What you are asked to do:
Please return the lines, both ends included, that run from the one containing "Enumerate this screenshot's" to the last line of the data below, exactly and alone.

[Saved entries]
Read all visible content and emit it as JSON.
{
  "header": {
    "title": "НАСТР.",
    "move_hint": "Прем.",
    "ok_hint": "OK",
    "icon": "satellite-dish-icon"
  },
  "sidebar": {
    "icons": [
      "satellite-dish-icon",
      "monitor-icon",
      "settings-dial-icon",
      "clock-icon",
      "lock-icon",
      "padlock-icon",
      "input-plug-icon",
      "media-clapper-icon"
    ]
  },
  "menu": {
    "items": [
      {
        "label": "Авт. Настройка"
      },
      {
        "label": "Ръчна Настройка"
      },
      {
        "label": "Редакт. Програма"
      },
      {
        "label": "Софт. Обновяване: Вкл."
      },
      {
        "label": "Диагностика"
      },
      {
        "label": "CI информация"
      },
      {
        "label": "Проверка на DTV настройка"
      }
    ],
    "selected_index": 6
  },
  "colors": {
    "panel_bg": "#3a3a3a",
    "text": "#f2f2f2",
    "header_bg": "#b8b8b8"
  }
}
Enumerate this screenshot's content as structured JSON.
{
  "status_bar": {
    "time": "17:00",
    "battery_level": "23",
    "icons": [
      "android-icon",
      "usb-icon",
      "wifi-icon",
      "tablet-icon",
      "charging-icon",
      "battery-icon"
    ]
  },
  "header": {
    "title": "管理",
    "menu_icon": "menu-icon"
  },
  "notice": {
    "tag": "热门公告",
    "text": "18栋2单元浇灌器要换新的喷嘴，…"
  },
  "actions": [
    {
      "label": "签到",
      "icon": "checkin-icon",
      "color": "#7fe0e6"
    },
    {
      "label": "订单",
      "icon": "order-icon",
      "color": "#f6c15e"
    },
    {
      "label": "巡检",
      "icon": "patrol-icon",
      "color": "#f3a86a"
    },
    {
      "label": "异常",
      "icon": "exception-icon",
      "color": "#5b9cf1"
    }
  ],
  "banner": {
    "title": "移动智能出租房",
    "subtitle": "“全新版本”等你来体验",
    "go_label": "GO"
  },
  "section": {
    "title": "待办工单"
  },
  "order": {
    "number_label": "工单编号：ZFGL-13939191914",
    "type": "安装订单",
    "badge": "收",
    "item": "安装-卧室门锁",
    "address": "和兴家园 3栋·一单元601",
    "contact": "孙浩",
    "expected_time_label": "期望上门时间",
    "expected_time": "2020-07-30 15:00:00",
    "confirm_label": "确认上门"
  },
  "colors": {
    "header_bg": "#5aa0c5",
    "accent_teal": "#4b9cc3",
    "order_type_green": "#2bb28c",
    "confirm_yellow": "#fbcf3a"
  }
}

Result of the exercise:
Enumerate this screenshot's content as structured JSON.
{
  "status_bar": {
    "time": "17:00",
    "battery_level": "23",
    "icons": [
      "android-icon",
      "usb-icon",
      "wifi-icon",
      "tablet-icon",
      "charging-icon",
      "battery-icon"
    ]
  },
  "header": {
    "title": "管理",
    "menu_icon": "menu-icon"
  },
  "notice": {
    "tag": "热门公告",
    "text": "18栋2单元浇灌器要换新的喷嘴，…"
  },
  "actions": [
    {
      "label": "签到",
      "icon": "checkin-icon",
      "color": "#7fe0e6"
    },
    {
      "label": "订单",
      "icon": "order-icon",
      "color": "#f6c15e"
    },
    {
      "label": "巡检",
      "icon": "patrol-icon",
      "color": "#f3a86a"
    },
    {
      "label": "异常",
      "icon": "exception-icon",
      "color": "#5b9cf1"
    }
  ],
  "banner": {
    "title": "移动智能出租房",
    "subtitle": "“全新版本”等你来体验",
    "go_label": "GO"
  },
  "section": {
    "title": "待办工单"
  },
  "order": {
    "number_label": "工单编号：ZFGL-13939191914",
    "type": "安装订单",
    "badge": "收",
    "item": "安装-卧室门锁",
    "address": "和兴家园 3栋·一单元601",
    "contact": "孙浩",
    "expected_time_label": "期望上门时间",
    "expected_time": "2020-07-30 15:00:00",
    "confirm_label": "确认上门"
  },
  "colors": {
    "header_bg": "#5aa0c5",
    "accent_teal": "#4b9cc3",
    "order_type_green": "#2bb28c",
    "confirm_yellow": "#fbcf3a"
  }
}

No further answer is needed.